If you’re expecting guests this holiday season, or even if you aren’t but may have neighbours passing by your home or delivery people leaving presents at your doorstep (or Santa?) it’s a good idea to stay on top of your pathway’s condition. From the sidewalk in front of your home to your driveway and your front steps, make sure to shovel and salt accordingly to ensure the path leading up to your door is as clear and safe as possible. While ice is melting, consider marking any slippery spots. And, if you’re expecting elderly guests or guests with mobility issues, lend them a hand and help them to your front door to ensure they get there safely!

Serve Alcohol with Caution

Planning to serve booze this holiday season? There’s a lot of reasons why households might choose to incorporate liquor as part of their celebrations, and to each their own. However, consuming alcohol can seriously impair people’s judgement, and over imbibing may result in your party guests engaging in potentially risky behaviors, like unsafe cooking, impaired driving, or other activities that could result in accidents or injuries – which you, as the party host and server of alcohol, could be held liable for.
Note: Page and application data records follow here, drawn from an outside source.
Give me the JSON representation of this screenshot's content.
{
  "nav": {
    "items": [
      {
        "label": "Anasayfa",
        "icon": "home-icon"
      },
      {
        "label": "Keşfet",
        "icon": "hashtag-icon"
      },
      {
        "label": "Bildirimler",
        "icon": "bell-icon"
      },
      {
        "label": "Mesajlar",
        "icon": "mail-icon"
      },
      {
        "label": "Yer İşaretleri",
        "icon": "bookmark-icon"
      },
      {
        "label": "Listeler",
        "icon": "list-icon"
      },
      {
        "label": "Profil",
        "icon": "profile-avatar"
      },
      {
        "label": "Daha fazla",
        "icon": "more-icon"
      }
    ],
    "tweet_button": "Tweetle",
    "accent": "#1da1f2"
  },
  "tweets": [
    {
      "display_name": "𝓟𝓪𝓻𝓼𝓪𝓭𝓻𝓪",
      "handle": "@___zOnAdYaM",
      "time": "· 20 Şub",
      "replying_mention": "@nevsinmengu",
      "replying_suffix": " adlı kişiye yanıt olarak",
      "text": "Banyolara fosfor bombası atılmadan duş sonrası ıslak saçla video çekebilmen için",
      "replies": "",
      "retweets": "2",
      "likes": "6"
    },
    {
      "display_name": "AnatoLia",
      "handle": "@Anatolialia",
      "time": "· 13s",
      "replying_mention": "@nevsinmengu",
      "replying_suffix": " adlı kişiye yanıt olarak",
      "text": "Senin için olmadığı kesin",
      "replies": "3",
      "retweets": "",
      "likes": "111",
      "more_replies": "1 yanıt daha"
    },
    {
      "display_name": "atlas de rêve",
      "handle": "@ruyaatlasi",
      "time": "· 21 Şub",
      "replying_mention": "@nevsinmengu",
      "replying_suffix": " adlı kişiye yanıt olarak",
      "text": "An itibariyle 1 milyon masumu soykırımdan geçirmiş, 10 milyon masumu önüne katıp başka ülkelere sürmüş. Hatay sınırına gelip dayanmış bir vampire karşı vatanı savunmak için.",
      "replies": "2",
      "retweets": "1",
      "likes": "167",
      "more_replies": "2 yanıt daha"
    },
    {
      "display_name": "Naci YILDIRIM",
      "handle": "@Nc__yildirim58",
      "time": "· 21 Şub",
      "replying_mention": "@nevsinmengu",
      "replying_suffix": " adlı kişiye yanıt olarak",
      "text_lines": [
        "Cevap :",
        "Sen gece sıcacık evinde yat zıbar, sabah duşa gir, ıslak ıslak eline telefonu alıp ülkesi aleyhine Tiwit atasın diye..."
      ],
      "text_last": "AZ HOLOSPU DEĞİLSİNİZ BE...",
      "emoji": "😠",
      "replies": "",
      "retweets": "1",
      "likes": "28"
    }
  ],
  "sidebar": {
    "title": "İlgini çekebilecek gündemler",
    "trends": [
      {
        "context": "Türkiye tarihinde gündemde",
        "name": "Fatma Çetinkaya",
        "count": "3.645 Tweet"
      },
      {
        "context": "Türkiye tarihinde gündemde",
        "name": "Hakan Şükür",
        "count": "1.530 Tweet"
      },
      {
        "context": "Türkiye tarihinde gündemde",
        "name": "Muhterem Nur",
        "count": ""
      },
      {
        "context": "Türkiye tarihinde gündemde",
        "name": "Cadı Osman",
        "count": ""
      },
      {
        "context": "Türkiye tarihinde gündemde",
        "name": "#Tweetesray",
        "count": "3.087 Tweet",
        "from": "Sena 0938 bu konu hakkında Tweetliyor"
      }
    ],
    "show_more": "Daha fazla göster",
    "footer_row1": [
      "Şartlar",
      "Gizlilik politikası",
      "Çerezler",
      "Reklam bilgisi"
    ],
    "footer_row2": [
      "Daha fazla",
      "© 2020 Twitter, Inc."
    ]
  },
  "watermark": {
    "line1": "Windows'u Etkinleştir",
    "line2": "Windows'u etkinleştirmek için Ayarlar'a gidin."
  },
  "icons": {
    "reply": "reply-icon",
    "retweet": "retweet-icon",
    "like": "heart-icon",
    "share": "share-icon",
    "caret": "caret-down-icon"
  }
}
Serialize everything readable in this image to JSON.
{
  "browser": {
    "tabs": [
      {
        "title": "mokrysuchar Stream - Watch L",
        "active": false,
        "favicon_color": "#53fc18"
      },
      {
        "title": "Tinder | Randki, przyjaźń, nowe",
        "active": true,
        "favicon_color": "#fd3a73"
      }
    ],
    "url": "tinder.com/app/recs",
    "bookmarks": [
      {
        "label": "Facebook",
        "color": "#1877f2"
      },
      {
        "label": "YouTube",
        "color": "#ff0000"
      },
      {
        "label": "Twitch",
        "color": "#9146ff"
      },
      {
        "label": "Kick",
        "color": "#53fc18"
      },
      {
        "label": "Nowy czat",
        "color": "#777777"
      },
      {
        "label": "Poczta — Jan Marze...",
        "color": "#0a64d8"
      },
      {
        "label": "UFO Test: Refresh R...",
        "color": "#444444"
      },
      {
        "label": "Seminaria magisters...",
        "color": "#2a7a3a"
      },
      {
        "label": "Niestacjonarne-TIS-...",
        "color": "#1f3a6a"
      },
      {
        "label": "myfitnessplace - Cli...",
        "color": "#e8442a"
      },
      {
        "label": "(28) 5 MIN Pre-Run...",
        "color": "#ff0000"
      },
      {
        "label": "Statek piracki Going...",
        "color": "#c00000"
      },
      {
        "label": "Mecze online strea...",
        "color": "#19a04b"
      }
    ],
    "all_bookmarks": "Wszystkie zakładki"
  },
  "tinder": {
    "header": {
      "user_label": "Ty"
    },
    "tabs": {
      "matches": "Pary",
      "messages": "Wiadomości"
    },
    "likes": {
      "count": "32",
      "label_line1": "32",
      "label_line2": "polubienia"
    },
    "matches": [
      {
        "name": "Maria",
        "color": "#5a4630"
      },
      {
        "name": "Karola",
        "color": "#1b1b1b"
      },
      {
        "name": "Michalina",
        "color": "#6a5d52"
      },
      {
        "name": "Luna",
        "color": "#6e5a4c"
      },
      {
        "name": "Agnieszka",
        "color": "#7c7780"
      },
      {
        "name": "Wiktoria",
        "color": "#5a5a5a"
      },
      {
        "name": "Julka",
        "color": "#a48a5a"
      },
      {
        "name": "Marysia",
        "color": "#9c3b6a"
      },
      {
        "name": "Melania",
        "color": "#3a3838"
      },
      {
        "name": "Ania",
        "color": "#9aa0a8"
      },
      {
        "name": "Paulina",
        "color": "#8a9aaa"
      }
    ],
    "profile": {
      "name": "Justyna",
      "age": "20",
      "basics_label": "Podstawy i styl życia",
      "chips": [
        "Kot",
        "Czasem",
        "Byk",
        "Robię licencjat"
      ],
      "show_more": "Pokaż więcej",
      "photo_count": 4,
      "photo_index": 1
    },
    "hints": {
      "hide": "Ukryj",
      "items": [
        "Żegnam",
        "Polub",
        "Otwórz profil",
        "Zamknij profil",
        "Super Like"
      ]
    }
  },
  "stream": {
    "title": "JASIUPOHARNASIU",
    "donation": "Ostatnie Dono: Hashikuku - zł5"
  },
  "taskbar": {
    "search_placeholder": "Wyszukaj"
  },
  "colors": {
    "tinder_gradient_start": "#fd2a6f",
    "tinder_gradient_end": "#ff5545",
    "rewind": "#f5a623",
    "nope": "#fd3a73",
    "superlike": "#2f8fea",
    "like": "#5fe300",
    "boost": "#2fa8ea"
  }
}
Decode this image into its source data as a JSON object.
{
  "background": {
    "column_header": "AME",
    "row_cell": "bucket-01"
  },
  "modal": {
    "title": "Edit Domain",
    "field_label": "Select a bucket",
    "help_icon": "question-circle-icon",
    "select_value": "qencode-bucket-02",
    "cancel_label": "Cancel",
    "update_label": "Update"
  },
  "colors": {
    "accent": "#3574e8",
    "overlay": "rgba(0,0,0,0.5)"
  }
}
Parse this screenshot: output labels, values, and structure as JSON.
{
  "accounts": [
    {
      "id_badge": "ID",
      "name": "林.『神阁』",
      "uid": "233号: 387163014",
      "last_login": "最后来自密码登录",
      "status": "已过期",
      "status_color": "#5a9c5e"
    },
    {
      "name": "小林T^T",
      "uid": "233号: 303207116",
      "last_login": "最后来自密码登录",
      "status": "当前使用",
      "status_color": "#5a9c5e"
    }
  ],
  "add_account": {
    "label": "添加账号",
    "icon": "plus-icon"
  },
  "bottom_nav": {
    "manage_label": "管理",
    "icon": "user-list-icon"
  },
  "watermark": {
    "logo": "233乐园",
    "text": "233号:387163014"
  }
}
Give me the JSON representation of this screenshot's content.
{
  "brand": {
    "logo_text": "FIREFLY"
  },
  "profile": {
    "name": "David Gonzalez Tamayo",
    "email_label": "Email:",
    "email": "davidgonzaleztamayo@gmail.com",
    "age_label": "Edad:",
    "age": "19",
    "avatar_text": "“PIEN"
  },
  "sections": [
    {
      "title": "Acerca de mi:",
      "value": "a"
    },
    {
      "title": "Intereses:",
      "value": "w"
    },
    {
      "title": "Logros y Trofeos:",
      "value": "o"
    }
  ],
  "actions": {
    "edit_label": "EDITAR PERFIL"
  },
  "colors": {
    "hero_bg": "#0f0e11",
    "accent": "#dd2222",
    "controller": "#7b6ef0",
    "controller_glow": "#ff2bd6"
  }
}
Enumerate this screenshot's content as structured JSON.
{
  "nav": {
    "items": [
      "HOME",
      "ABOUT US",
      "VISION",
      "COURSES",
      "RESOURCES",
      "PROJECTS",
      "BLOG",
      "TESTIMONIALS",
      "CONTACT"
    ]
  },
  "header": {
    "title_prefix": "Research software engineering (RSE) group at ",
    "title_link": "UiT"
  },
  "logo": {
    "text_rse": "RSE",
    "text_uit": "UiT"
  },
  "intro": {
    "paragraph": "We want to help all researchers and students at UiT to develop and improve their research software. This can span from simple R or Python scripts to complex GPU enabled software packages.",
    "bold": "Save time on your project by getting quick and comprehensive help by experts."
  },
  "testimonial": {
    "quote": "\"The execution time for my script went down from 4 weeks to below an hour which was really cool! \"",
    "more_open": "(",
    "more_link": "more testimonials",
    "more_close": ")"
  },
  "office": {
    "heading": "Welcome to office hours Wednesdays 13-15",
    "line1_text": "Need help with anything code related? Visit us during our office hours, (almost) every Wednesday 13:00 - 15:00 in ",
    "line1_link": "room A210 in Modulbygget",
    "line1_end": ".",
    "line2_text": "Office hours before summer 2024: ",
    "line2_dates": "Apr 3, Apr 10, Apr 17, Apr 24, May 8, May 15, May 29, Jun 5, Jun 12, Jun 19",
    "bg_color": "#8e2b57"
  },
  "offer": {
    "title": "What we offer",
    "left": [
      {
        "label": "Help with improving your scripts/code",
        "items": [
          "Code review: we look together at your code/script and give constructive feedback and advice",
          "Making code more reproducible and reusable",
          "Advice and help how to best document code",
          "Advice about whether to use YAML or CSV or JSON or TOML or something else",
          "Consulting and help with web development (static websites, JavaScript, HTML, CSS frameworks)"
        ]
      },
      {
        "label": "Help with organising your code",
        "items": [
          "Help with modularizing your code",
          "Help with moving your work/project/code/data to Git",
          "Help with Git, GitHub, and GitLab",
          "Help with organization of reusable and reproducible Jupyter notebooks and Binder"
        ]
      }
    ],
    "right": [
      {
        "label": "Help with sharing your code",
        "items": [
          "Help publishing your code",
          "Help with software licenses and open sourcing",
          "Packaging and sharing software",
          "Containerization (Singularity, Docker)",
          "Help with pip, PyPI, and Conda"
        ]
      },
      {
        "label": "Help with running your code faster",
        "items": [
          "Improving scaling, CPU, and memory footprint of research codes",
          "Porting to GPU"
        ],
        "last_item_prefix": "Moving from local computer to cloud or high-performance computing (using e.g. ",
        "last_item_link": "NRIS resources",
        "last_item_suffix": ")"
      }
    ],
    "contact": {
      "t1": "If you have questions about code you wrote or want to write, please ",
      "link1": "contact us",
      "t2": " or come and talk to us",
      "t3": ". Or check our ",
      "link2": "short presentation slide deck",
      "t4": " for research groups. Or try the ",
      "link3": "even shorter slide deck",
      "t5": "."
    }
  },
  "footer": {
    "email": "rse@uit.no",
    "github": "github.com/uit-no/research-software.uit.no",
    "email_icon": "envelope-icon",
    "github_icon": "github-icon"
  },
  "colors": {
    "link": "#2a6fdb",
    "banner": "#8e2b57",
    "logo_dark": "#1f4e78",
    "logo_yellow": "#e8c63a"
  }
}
Alcohol can be the cause of numerous liability claims, from contributing to an increased risk of falls (or even fights, with the wrong crowd), an increased incidence of drunk driving, legal consequences, cooking mishaps, and more.

In order to mitigate these risks, individuals drinking during the holiday festivities need to manage their intake responsibly. However, as the host, you’re technically legally liable for their wellbeing, so make sure you’re providing alternatives for getting home such as designated drivers, cabs, or Uber. You should also encourage moderation and responsible drinking for all your guests.

Your Home Insurance and Holiday Liabilities

Although we’d like to do our best to prevent every possible mishap and ensure your holiday season goes off without issue, sometimes things happen. When they do, it’s good to know that you’re protected. As the host of your upcoming holiday festivities, make sure to cover all corners and review with your policy to ensure you have adequate coverage. Be mindful of unattended flames, paper-y or flammable décor, slippery walkways, and if you’re planning to make alcohol a part of your get-together, make sure that everyone who indulges does so responsibly and has a safe way to make it home!

And, as we roll into December, the team here at AHI Group wants to wish you happy holidays! However you choose to celebrate (and even if you don’t) we hope that you and your household stay safe, enjoy your time with your loved ones, and if you ever have any questions about your policy or what it covers feel free to reach out and discuss with one of our agents.